There’s only one thing for it: I’m going to have to track down this set of novels and read them again.
September 22, 2010
Last week I read Sophie Dahl’s first novel Playing with the Grown-ups. I was genuinely surprised at how much I enjoyed it. I didn’t really have any firm positive or negative expectations and had expected it to probably be OK, but it was more than that: some of the writing was absolutely beautiful and I think her use of language and, in particular, the creative and charming way that she described some things put her on a par with authors far more experienced than her.
My one criticism would be that she perhaps took the famed writing adage ‘show, don’t tell’ a little too seriously: I was left wanting more details about the characters. As far as flaws go this is a reasonably minor one, I admit, but I felt like the book ended a little too soon. This could have been addressed by pruning some of the first half, but on the whole she did really well.
I know that her career as a TV chef was short-lived (I didn’t watch her show), so I hope that she will continue to write instead. She’s really pretty good.
September 21, 2010

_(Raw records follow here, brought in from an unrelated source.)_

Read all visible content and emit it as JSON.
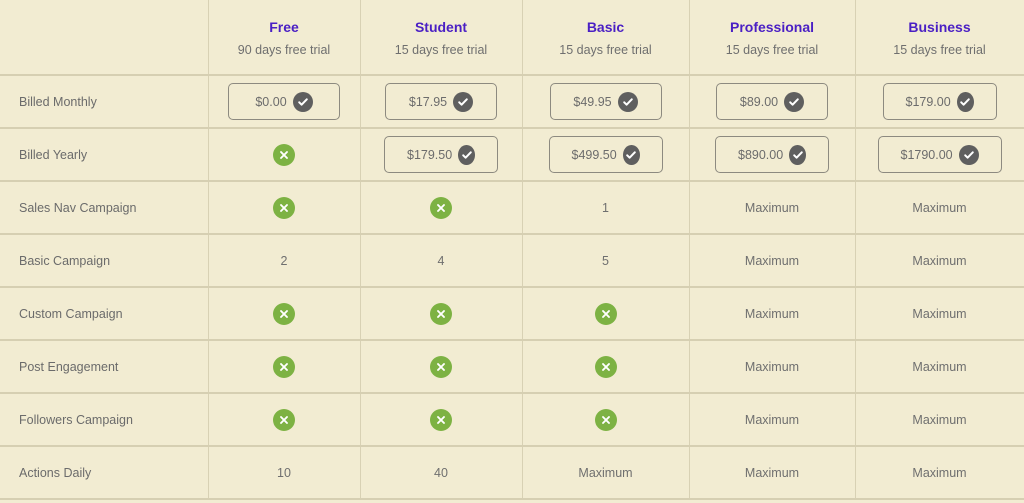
{
  "plans": [
    {
      "name": "Free",
      "trial": "90 days free trial"
    },
    {
      "name": "Student",
      "trial": "15 days free trial"
    },
    {
      "name": "Basic",
      "trial": "15 days free trial"
    },
    {
      "name": "Professional",
      "trial": "15 days free trial"
    },
    {
      "name": "Business",
      "trial": "15 days free trial"
    }
  ],
  "rows": [
    {
      "label": "Billed Monthly",
      "cells": [
        {
          "type": "price",
          "value": "$0.00"
        },
        {
          "type": "price",
          "value": "$17.95"
        },
        {
          "type": "price",
          "value": "$49.95"
        },
        {
          "type": "price",
          "value": "$89.00"
        },
        {
          "type": "price",
          "value": "$179.00"
        }
      ]
    },
    {
      "label": "Billed Yearly",
      "cells": [
        {
          "type": "unavailable"
        },
        {
          "type": "price",
          "value": "$179.50"
        },
        {
          "type": "price",
          "value": "$499.50"
        },
        {
          "type": "price",
          "value": "$890.00"
        },
        {
          "type": "price",
          "value": "$1790.00"
        }
      ]
    },
    {
      "label": "Sales Nav Campaign",
      "cells": [
        {
          "type": "unavailable"
        },
        {
          "type": "unavailable"
        },
        {
          "type": "text",
          "value": "1"
        },
        {
          "type": "text",
          "value": "Maximum"
        },
        {
          "type": "text",
          "value": "Maximum"
        }
      ]
    },
    {
      "label": "Basic Campaign",
      "cells": [
        {
          "type": "text",
          "value": "2"
        },
        {
          "type": "text",
          "value": "4"
        },
        {
          "type": "text",
          "value": "5"
        },
        {
          "type": "text",
          "value": "Maximum"
        },
        {
          "type": "text",
          "value": "Maximum"
        }
      ]
    },
    {
      "label": "Custom Campaign",
      "cells": [
        {
          "type": "unavailable"
        },
        {
          "type": "unavailable"
        },
        {
          "type": "unavailable"
        },
        {
          "type": "text",
          "value": "Maximum"
        },
        {
          "type": "text",
          "value": "Maximum"
        }
      ]
    },
    {
      "label": "Post Engagement",
      "cells": [
        {
          "type": "unavailable"
        },
        {
          "type": "unavailable"
        },
        {
          "type": "unavailable"
        },
        {
          "type": "text",
          "value": "Maximum"
        },
        {
          "type": "text",
          "value": "Maximum"
        }
      ]
    },
    {
      "label": "Followers Campaign",
      "cells": [
        {
          "type": "unavailable"
        },
        {
          "type": "unavailable"
        },
        {
          "type": "unavailable"
        },
        {
          "type": "text",
          "value": "Maximum"
        },
        {
          "type": "text",
          "value": "Maximum"
        }
      ]
    },
    {
      "label": "Actions Daily",
      "cells": [
        {
          "type": "text",
          "value": "10"
        },
        {
          "type": "text",
          "value": "40"
        },
        {
          "type": "text",
          "value": "Maximum"
        },
        {
          "type": "text",
          "value": "Maximum"
        },
        {
          "type": "text",
          "value": "Maximum"
        }
      ]
    }
  ],
  "icons": {
    "price_check": "check-circle-icon",
    "unavailable": "x-circle-icon"
  },
  "colors": {
    "background": "#f2ecd2",
    "plan_name": "#4a1fc4",
    "unavailable_icon": "#7db243",
    "check_icon": "#5f5f5f"
  }
}
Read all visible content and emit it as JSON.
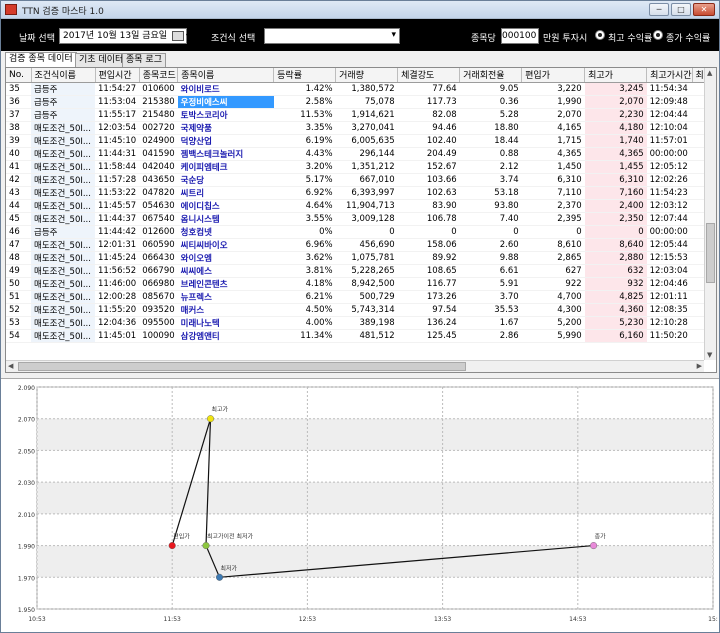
{
  "window": {
    "title": "TTN 검증 마스타 1.0",
    "btn_min": "─",
    "btn_max": "□",
    "btn_close": "✕"
  },
  "toolbar": {
    "date_label": "날짜 선택",
    "date_value": "2017년 10월 13일 금요일",
    "condition_label": "조건식 선택",
    "condition_value": "",
    "amount_label": "종목당",
    "amount_value": "000100",
    "amount_suffix": "만원 투자시",
    "radio_max_label": "최고 수익률",
    "radio_close_label": "종가 수익률"
  },
  "tabs": [
    "검증 종목 데이터",
    "기초 데이터",
    "종목 로그"
  ],
  "table": {
    "headers": [
      "No.",
      "조건식이름",
      "편입시간",
      "종목코드",
      "종목이름",
      "등락률",
      "거래량",
      "체결강도",
      "거래회전율",
      "편입가",
      "최고가",
      "최고가시간",
      "최"
    ],
    "rows": [
      [
        "35",
        "급등주",
        "11:54:27",
        "010600",
        "와이비로드",
        "1.42%",
        "1,380,572",
        "77.64",
        "9.05",
        "3,220",
        "3,245",
        "11:54:34"
      ],
      [
        "36",
        "급등주",
        "11:53:04",
        "215380",
        "우정비에스씨",
        "2.58%",
        "75,078",
        "117.73",
        "0.36",
        "1,990",
        "2,070",
        "12:09:48"
      ],
      [
        "37",
        "급등주",
        "11:55:17",
        "215480",
        "토박스코리아",
        "11.53%",
        "1,914,621",
        "82.08",
        "5.28",
        "2,070",
        "2,230",
        "12:04:44"
      ],
      [
        "38",
        "매도조건_50I...",
        "12:03:54",
        "002720",
        "국제약품",
        "3.35%",
        "3,270,041",
        "94.46",
        "18.80",
        "4,165",
        "4,180",
        "12:10:04"
      ],
      [
        "39",
        "매도조건_50I...",
        "11:45:10",
        "024900",
        "덕양산업",
        "6.19%",
        "6,005,635",
        "102.40",
        "18.44",
        "1,715",
        "1,740",
        "11:57:01"
      ],
      [
        "40",
        "매도조건_50I...",
        "11:44:31",
        "041590",
        "젬백스테크놀러지",
        "4.43%",
        "296,144",
        "204.49",
        "0.88",
        "4,365",
        "4,365",
        "00:00:00"
      ],
      [
        "41",
        "매도조건_50I...",
        "11:58:44",
        "042040",
        "케이피엠테크",
        "3.20%",
        "1,351,212",
        "152.67",
        "2.12",
        "1,450",
        "1,455",
        "12:05:12"
      ],
      [
        "42",
        "매도조건_50I...",
        "11:57:28",
        "043650",
        "국순당",
        "5.17%",
        "667,010",
        "103.66",
        "3.74",
        "6,310",
        "6,310",
        "12:02:26"
      ],
      [
        "43",
        "매도조건_50I...",
        "11:53:22",
        "047820",
        "씨트리",
        "6.92%",
        "6,393,997",
        "102.63",
        "53.18",
        "7,110",
        "7,160",
        "11:54:23"
      ],
      [
        "44",
        "매도조건_50I...",
        "11:45:57",
        "054630",
        "에이디칩스",
        "4.64%",
        "11,904,713",
        "83.90",
        "93.80",
        "2,370",
        "2,400",
        "12:03:12"
      ],
      [
        "45",
        "매도조건_50I...",
        "11:44:37",
        "067540",
        "옴니시스템",
        "3.55%",
        "3,009,128",
        "106.78",
        "7.40",
        "2,395",
        "2,350",
        "12:07:44"
      ],
      [
        "46",
        "급등주",
        "11:44:42",
        "012600",
        "청호컴넷",
        "0%",
        "0",
        "0",
        "0",
        "0",
        "0",
        "00:00:00"
      ],
      [
        "47",
        "매도조건_50I...",
        "12:01:31",
        "060590",
        "씨티씨바이오",
        "6.96%",
        "456,690",
        "158.06",
        "2.60",
        "8,610",
        "8,640",
        "12:05:44"
      ],
      [
        "48",
        "매도조건_50I...",
        "11:45:24",
        "066430",
        "와이오엠",
        "3.62%",
        "1,075,781",
        "89.92",
        "9.88",
        "2,865",
        "2,880",
        "12:15:53"
      ],
      [
        "49",
        "매도조건_50I...",
        "11:56:52",
        "066790",
        "씨씨에스",
        "3.81%",
        "5,228,265",
        "108.65",
        "6.61",
        "627",
        "632",
        "12:03:04"
      ],
      [
        "50",
        "매도조건_50I...",
        "11:46:00",
        "066980",
        "브레인콘텐츠",
        "4.18%",
        "8,942,500",
        "116.77",
        "5.91",
        "922",
        "932",
        "12:04:46"
      ],
      [
        "51",
        "매도조건_50I...",
        "12:00:28",
        "085670",
        "뉴프렉스",
        "6.21%",
        "500,729",
        "173.26",
        "3.70",
        "4,700",
        "4,825",
        "12:01:11"
      ],
      [
        "52",
        "매도조건_50I...",
        "11:55:20",
        "093520",
        "매커스",
        "4.50%",
        "5,743,314",
        "97.54",
        "35.53",
        "4,300",
        "4,360",
        "12:08:35"
      ],
      [
        "53",
        "매도조건_50I...",
        "12:04:36",
        "095500",
        "미래나노텍",
        "4.00%",
        "389,198",
        "136.24",
        "1.67",
        "5,200",
        "5,230",
        "12:10:28"
      ],
      [
        "54",
        "매도조건_50I...",
        "11:45:01",
        "100090",
        "삼강엠앤티",
        "11.34%",
        "481,512",
        "125.45",
        "2.86",
        "5,990",
        "6,160",
        "11:50:20"
      ]
    ]
  },
  "chart_data": {
    "type": "scatter",
    "title": "",
    "x_ticks": [
      "10:53",
      "11:53",
      "12:53",
      "13:53",
      "14:53",
      "15:"
    ],
    "y_ticks": [
      "1.950",
      "1.970",
      "1.990",
      "2.010",
      "2.030",
      "2.050",
      "2.070",
      "2.090"
    ],
    "xlim_minutes": [
      653,
      953
    ],
    "ylim": [
      1950,
      2090
    ],
    "points": [
      {
        "label": "편입가",
        "time_min": 713,
        "value": 1990,
        "color": "#e8181f"
      },
      {
        "label": "최고가",
        "time_min": 730,
        "value": 2070,
        "color": "#f0e412"
      },
      {
        "label": "최고가이전 최저가",
        "time_min": 728,
        "value": 1990,
        "color": "#8dc63f"
      },
      {
        "label": "최저가",
        "time_min": 734,
        "value": 1970,
        "color": "#3d7ab3"
      },
      {
        "label": "종가",
        "time_min": 900,
        "value": 1990,
        "color": "#e88ad9"
      }
    ],
    "line_order": [
      0,
      1,
      2,
      3,
      4
    ]
  }
}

Last week I finished the novel Degrees for Everyone: the second time I’ve read it in recent years. It’s a satricial look at the modernising agenda in many universities and, in particular, the way in which universities have been forced to become money-making institutions by people who, perhaps, fail to appreciate the value of academia.
The story is fairly funny, but the quality of the writing is a little suspect. I lost count of the number of times that the evil Chancellor’s face ‘darkened’ as he became angry: at one stage I think it happened twice on the same page. I don’t tend to blame the authors for this kind of laziness or indulgence (although the buck obviously does stop with them) – I blame poor editing. Surely the editor’s job is avoid this kind of thing by reading the manuscript with clear eyes?
Sir Robert ‘Bob’ Jones is a bit of a legend, though. If you aren’t a New Zealander you won’t have heard of him, but in the mid 1980s he used his self-earned property fortune to play the role of political maverick, setting up a political party called the New Zealand Party in response to then prime minister Rob Muldoon’s call for a snap election. Although Jones’s party didn’t win any seats, it is often credited with the demise of Muldoon’s government because it split the vote fairly successfully. This was obviously Jones’s intention: he disbanded the party soon after the 1984 election.
When I was a kid my mother had a couple of Jones’s books of letters. They were comedy gold. It seemed that he was the original smart-arse, always ready to write a good letter to a newspaper editor. His wealth meant that he was the unwilling target of a lot of begging letters and in his books he would publish both the request and his (often incredibly rude by totally hilarious) replies. Often, this would spark a furious response from the beggar and a long chain of correspondence would ensue. Jones always got the last word, though.
Anyway, this novel was a very good idea and entertaining, but he could have done it better, I think.
September 4, 2010
I’ve started a new page to list the books I’ve read. I’ll update it on a regular basis (you’ll see that I read quite a lot). I’ve scored the books out of 20 and have written very brief comments. I’ve also linked to the books on sale at amazon.co.uk and, in some cases, to the relevant author’s website or blog. And if I mention a book in more detail in a blog entry I will link to from the books page list as well.
And I finally joined the library today! It’s splendid: I’ve borrowed four books already.